(App and web page records)
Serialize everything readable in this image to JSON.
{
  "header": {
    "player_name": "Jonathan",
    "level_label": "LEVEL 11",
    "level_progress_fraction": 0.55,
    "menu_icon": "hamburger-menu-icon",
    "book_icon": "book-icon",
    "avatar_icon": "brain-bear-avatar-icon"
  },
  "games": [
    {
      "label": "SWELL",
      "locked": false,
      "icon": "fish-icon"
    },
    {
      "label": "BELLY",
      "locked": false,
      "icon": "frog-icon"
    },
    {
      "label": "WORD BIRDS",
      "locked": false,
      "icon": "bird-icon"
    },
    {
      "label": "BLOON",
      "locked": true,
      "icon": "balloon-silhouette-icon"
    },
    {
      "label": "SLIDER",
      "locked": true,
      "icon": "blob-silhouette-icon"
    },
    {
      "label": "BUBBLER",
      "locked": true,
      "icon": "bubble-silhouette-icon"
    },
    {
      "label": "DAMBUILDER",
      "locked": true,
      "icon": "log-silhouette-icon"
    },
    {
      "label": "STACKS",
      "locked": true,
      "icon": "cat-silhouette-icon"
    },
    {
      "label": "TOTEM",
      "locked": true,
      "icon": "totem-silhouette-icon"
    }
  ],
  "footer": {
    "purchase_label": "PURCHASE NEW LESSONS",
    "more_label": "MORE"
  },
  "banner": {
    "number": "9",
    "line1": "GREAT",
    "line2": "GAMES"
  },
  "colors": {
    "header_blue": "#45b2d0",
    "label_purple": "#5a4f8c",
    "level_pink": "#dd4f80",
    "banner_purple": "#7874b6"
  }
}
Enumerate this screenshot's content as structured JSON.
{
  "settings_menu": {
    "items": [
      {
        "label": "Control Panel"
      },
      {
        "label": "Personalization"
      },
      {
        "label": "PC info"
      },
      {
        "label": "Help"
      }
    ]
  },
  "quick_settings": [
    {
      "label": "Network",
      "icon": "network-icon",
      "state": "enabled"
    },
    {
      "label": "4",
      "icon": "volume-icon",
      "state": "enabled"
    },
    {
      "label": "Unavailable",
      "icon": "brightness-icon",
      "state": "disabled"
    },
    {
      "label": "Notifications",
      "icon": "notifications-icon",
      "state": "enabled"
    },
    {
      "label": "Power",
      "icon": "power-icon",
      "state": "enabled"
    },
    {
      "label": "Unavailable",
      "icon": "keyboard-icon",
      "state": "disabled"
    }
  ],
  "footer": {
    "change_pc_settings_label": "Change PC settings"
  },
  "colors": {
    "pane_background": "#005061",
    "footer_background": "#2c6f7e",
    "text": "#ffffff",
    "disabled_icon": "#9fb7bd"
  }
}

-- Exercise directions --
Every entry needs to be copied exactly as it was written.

-- Output below --
Serialize everything readable in this image to JSON.
{
  "header": {
    "player_name": "Jonathan",
    "level_label": "LEVEL 11",
    "level_progress_fraction": 0.55,
    "menu_icon": "hamburger-menu-icon",
    "book_icon": "book-icon",
    "avatar_icon": "brain-bear-avatar-icon"
  },
  "games": [
    {
      "label": "SWELL",
      "locked": false,
      "icon": "fish-icon"
    },
    {
      "label": "BELLY",
      "locked": false,
      "icon": "frog-icon"
    },
    {
      "label": "WORD BIRDS",
      "locked": false,
      "icon": "bird-icon"
    },
    {
      "label": "BLOON",
      "locked": true,
      "icon": "balloon-silhouette-icon"
    },
    {
      "label": "SLIDER",
      "locked": true,
      "icon": "blob-silhouette-icon"
    },
    {
      "label": "BUBBLER",
      "locked": true,
      "icon": "bubble-silhouette-icon"
    },
    {
      "label": "DAMBUILDER",
      "locked": true,
      "icon": "log-silhouette-icon"
    },
    {
      "label": "STACKS",
      "locked": true,
      "icon": "cat-silhouette-icon"
    },
    {
      "label": "TOTEM",
      "locked": true,
      "icon": "totem-silhouette-icon"
    }
  ],
  "footer": {
    "purchase_label": "PURCHASE NEW LESSONS",
    "more_label": "MORE"
  },
  "banner": {
    "number": "9",
    "line1": "GREAT",
    "line2": "GAMES"
  },
  "colors": {
    "header_blue": "#45b2d0",
    "label_purple": "#5a4f8c",
    "level_pink": "#dd4f80",
    "banner_purple": "#7874b6"
  }
}
Enumerate this screenshot's content as structured JSON.
{
  "settings_menu": {
    "items": [
      {
        "label": "Control Panel"
      },
      {
        "label": "Personalization"
      },
      {
        "label": "PC info"
      },
      {
        "label": "Help"
      }
    ]
  },
  "quick_settings": [
    {
      "label": "Network",
      "icon": "network-icon",
      "state": "enabled"
    },
    {
      "label": "4",
      "icon": "volume-icon",
      "state": "enabled"
    },
    {
      "label": "Unavailable",
      "icon": "brightness-icon",
      "state": "disabled"
    },
    {
      "label": "Notifications",
      "icon": "notifications-icon",
      "state": "enabled"
    },
    {
      "label": "Power",
      "icon": "power-icon",
      "state": "enabled"
    },
    {
      "label": "Unavailable",
      "icon": "keyboard-icon",
      "state": "disabled"
    }
  ],
  "footer": {
    "change_pc_settings_label": "Change PC settings"
  },
  "colors": {
    "pane_background": "#005061",
    "footer_background": "#2c6f7e",
    "text": "#ffffff",
    "disabled_icon": "#9fb7bd"
  }
}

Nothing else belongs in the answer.